(Records contained in a dataset)
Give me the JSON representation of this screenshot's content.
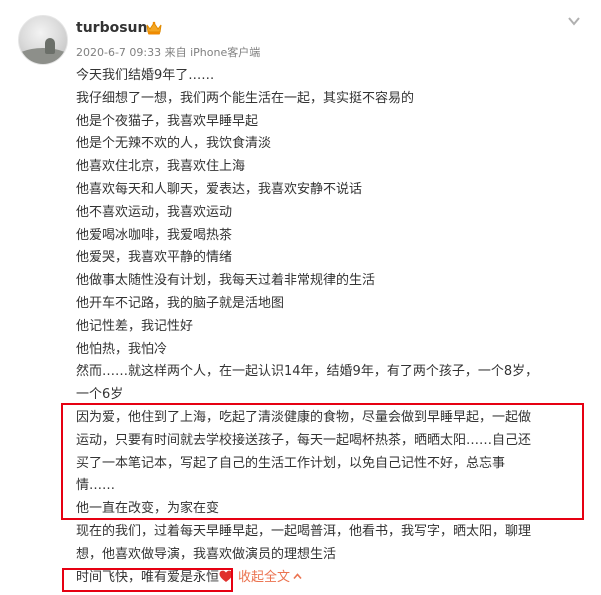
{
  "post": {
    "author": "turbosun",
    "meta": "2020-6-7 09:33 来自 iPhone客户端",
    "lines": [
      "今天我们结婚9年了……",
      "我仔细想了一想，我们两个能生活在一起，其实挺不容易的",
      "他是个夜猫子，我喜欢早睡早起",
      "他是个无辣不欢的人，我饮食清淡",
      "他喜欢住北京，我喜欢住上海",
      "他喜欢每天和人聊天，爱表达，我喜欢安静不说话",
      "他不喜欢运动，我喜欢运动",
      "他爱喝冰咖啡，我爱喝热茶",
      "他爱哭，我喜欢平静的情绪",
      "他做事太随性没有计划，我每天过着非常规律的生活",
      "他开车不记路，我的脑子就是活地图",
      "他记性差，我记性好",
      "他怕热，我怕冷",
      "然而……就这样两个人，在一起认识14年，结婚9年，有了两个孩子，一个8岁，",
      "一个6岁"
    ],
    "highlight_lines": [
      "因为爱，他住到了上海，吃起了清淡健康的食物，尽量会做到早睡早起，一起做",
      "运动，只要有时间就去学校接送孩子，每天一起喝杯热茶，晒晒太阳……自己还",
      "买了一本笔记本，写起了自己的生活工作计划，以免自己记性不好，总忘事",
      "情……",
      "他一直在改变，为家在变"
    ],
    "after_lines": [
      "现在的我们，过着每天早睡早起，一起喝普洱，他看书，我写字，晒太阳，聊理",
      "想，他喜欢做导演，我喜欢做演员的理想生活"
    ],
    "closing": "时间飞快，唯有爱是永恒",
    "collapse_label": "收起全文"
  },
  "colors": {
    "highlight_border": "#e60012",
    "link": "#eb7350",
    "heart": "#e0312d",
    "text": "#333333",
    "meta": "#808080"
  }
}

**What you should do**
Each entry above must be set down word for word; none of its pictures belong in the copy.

**Problem solution**
Give me the JSON representation of this screenshot's content.
{
  "post": {
    "author": "turbosun",
    "meta": "2020-6-7 09:33 来自 iPhone客户端",
    "lines": [
      "今天我们结婚9年了……",
      "我仔细想了一想，我们两个能生活在一起，其实挺不容易的",
      "他是个夜猫子，我喜欢早睡早起",
      "他是个无辣不欢的人，我饮食清淡",
      "他喜欢住北京，我喜欢住上海",
      "他喜欢每天和人聊天，爱表达，我喜欢安静不说话",
      "他不喜欢运动，我喜欢运动",
      "他爱喝冰咖啡，我爱喝热茶",
      "他爱哭，我喜欢平静的情绪",
      "他做事太随性没有计划，我每天过着非常规律的生活",
      "他开车不记路，我的脑子就是活地图",
      "他记性差，我记性好",
      "他怕热，我怕冷",
      "然而……就这样两个人，在一起认识14年，结婚9年，有了两个孩子，一个8岁，",
      "一个6岁"
    ],
    "highlight_lines": [
      "因为爱，他住到了上海，吃起了清淡健康的食物，尽量会做到早睡早起，一起做",
      "运动，只要有时间就去学校接送孩子，每天一起喝杯热茶，晒晒太阳……自己还",
      "买了一本笔记本，写起了自己的生活工作计划，以免自己记性不好，总忘事",
      "情……",
      "他一直在改变，为家在变"
    ],
    "after_lines": [
      "现在的我们，过着每天早睡早起，一起喝普洱，他看书，我写字，晒太阳，聊理",
      "想，他喜欢做导演，我喜欢做演员的理想生活"
    ],
    "closing": "时间飞快，唯有爱是永恒",
    "collapse_label": "收起全文"
  },
  "colors": {
    "highlight_border": "#e60012",
    "link": "#eb7350",
    "heart": "#e0312d",
    "text": "#333333",
    "meta": "#808080"
  }
}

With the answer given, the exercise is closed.